SOURCE MATERIAL Start Marker

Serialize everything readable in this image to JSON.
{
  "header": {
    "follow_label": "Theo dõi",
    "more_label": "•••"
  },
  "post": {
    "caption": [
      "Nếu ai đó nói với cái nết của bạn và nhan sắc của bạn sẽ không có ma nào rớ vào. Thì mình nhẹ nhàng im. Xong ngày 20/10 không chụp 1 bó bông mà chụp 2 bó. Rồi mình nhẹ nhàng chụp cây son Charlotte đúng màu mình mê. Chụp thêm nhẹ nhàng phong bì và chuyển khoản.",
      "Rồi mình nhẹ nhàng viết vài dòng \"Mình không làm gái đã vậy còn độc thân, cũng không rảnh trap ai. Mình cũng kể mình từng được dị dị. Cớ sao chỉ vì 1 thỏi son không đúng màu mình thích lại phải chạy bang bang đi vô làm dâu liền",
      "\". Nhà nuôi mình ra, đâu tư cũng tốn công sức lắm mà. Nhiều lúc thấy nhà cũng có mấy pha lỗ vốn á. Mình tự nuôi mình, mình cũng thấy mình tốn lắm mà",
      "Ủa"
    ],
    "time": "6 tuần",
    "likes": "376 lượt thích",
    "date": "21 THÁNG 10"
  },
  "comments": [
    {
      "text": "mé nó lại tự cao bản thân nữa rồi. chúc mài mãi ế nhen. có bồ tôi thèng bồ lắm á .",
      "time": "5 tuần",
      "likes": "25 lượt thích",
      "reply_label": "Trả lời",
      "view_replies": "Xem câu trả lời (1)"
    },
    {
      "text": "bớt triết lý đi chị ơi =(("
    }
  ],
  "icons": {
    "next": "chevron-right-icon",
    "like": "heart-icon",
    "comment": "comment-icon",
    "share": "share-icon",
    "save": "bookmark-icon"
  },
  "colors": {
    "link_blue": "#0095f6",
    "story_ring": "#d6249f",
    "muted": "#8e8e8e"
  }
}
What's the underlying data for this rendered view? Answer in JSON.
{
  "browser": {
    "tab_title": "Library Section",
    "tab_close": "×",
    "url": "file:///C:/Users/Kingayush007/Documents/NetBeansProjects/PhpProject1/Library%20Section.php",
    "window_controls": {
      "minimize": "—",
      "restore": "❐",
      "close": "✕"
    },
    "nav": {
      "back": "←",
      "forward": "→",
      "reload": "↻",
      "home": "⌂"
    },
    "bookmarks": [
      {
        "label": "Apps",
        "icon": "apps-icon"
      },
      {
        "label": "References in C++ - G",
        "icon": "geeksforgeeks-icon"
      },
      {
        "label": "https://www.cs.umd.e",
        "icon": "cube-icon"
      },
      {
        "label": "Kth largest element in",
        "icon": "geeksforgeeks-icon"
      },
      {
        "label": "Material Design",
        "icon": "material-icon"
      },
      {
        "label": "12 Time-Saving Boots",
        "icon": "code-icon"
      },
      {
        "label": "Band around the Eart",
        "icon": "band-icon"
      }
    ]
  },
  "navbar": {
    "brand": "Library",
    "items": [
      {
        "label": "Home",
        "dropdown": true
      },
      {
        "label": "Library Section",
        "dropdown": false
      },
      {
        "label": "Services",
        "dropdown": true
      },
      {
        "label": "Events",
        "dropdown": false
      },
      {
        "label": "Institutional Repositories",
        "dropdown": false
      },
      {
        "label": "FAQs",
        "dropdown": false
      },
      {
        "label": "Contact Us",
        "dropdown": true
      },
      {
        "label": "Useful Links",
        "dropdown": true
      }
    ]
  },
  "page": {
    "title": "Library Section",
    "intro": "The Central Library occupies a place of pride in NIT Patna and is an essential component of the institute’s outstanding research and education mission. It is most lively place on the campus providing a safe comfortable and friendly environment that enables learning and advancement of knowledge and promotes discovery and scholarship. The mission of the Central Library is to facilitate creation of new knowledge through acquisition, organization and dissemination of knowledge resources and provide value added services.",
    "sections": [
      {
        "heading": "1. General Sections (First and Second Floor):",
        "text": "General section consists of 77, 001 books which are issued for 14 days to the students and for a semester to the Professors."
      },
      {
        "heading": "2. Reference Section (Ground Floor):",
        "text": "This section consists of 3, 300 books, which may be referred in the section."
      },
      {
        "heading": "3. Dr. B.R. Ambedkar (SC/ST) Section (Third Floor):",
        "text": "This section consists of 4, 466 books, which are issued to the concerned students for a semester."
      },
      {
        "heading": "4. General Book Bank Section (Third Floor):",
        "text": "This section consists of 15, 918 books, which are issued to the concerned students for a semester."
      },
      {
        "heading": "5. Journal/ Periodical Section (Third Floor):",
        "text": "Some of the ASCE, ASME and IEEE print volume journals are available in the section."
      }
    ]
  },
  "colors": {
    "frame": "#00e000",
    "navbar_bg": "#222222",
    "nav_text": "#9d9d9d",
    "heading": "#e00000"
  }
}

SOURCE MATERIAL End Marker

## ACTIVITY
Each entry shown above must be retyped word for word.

## RESULT BELOW
Serialize everything readable in this image to JSON.
{
  "header": {
    "follow_label": "Theo dõi",
    "more_label": "•••"
  },
  "post": {
    "caption": [
      "Nếu ai đó nói với cái nết của bạn và nhan sắc của bạn sẽ không có ma nào rớ vào. Thì mình nhẹ nhàng im. Xong ngày 20/10 không chụp 1 bó bông mà chụp 2 bó. Rồi mình nhẹ nhàng chụp cây son Charlotte đúng màu mình mê. Chụp thêm nhẹ nhàng phong bì và chuyển khoản.",
      "Rồi mình nhẹ nhàng viết vài dòng \"Mình không làm gái đã vậy còn độc thân, cũng không rảnh trap ai. Mình cũng kể mình từng được dị dị. Cớ sao chỉ vì 1 thỏi son không đúng màu mình thích lại phải chạy bang bang đi vô làm dâu liền",
      "\". Nhà nuôi mình ra, đâu tư cũng tốn công sức lắm mà. Nhiều lúc thấy nhà cũng có mấy pha lỗ vốn á. Mình tự nuôi mình, mình cũng thấy mình tốn lắm mà",
      "Ủa"
    ],
    "time": "6 tuần",
    "likes": "376 lượt thích",
    "date": "21 THÁNG 10"
  },
  "comments": [
    {
      "text": "mé nó lại tự cao bản thân nữa rồi. chúc mài mãi ế nhen. có bồ tôi thèng bồ lắm á .",
      "time": "5 tuần",
      "likes": "25 lượt thích",
      "reply_label": "Trả lời",
      "view_replies": "Xem câu trả lời (1)"
    },
    {
      "text": "bớt triết lý đi chị ơi =(("
    }
  ],
  "icons": {
    "next": "chevron-right-icon",
    "like": "heart-icon",
    "comment": "comment-icon",
    "share": "share-icon",
    "save": "bookmark-icon"
  },
  "colors": {
    "link_blue": "#0095f6",
    "story_ring": "#d6249f",
    "muted": "#8e8e8e"
  }
}
What's the underlying data for this rendered view? Answer in JSON.
{
  "browser": {
    "tab_title": "Library Section",
    "tab_close": "×",
    "url": "file:///C:/Users/Kingayush007/Documents/NetBeansProjects/PhpProject1/Library%20Section.php",
    "window_controls": {
      "minimize": "—",
      "restore": "❐",
      "close": "✕"
    },
    "nav": {
      "back": "←",
      "forward": "→",
      "reload": "↻",
      "home": "⌂"
    },
    "bookmarks": [
      {
        "label": "Apps",
        "icon": "apps-icon"
      },
      {
        "label": "References in C++ - G",
        "icon": "geeksforgeeks-icon"
      },
      {
        "label": "https://www.cs.umd.e",
        "icon": "cube-icon"
      },
      {
        "label": "Kth largest element in",
        "icon": "geeksforgeeks-icon"
      },
      {
        "label": "Material Design",
        "icon": "material-icon"
      },
      {
        "label": "12 Time-Saving Boots",
        "icon": "code-icon"
      },
      {
        "label": "Band around the Eart",
        "icon": "band-icon"
      }
    ]
  },
  "navbar": {
    "brand": "Library",
    "items": [
      {
        "label": "Home",
        "dropdown": true
      },
      {
        "label": "Library Section",
        "dropdown": false
      },
      {
        "label": "Services",
        "dropdown": true
      },
      {
        "label": "Events",
        "dropdown": false
      },
      {
        "label": "Institutional Repositories",
        "dropdown": false
      },
      {
        "label": "FAQs",
        "dropdown": false
      },
      {
        "label": "Contact Us",
        "dropdown": true
      },
      {
        "label": "Useful Links",
        "dropdown": true
      }
    ]
  },
  "page": {
    "title": "Library Section",
    "intro": "The Central Library occupies a place of pride in NIT Patna and is an essential component of the institute’s outstanding research and education mission. It is most lively place on the campus providing a safe comfortable and friendly environment that enables learning and advancement of knowledge and promotes discovery and scholarship. The mission of the Central Library is to facilitate creation of new knowledge through acquisition, organization and dissemination of knowledge resources and provide value added services.",
    "sections": [
      {
        "heading": "1. General Sections (First and Second Floor):",
        "text": "General section consists of 77, 001 books which are issued for 14 days to the students and for a semester to the Professors."
      },
      {
        "heading": "2. Reference Section (Ground Floor):",
        "text": "This section consists of 3, 300 books, which may be referred in the section."
      },
      {
        "heading": "3. Dr. B.R. Ambedkar (SC/ST) Section (Third Floor):",
        "text": "This section consists of 4, 466 books, which are issued to the concerned students for a semester."
      },
      {
        "heading": "4. General Book Bank Section (Third Floor):",
        "text": "This section consists of 15, 918 books, which are issued to the concerned students for a semester."
      },
      {
        "heading": "5. Journal/ Periodical Section (Third Floor):",
        "text": "Some of the ASCE, ASME and IEEE print volume journals are available in the section."
      }
    ]
  },
  "colors": {
    "frame": "#00e000",
    "navbar_bg": "#222222",
    "nav_text": "#9d9d9d",
    "heading": "#e00000"
  }
}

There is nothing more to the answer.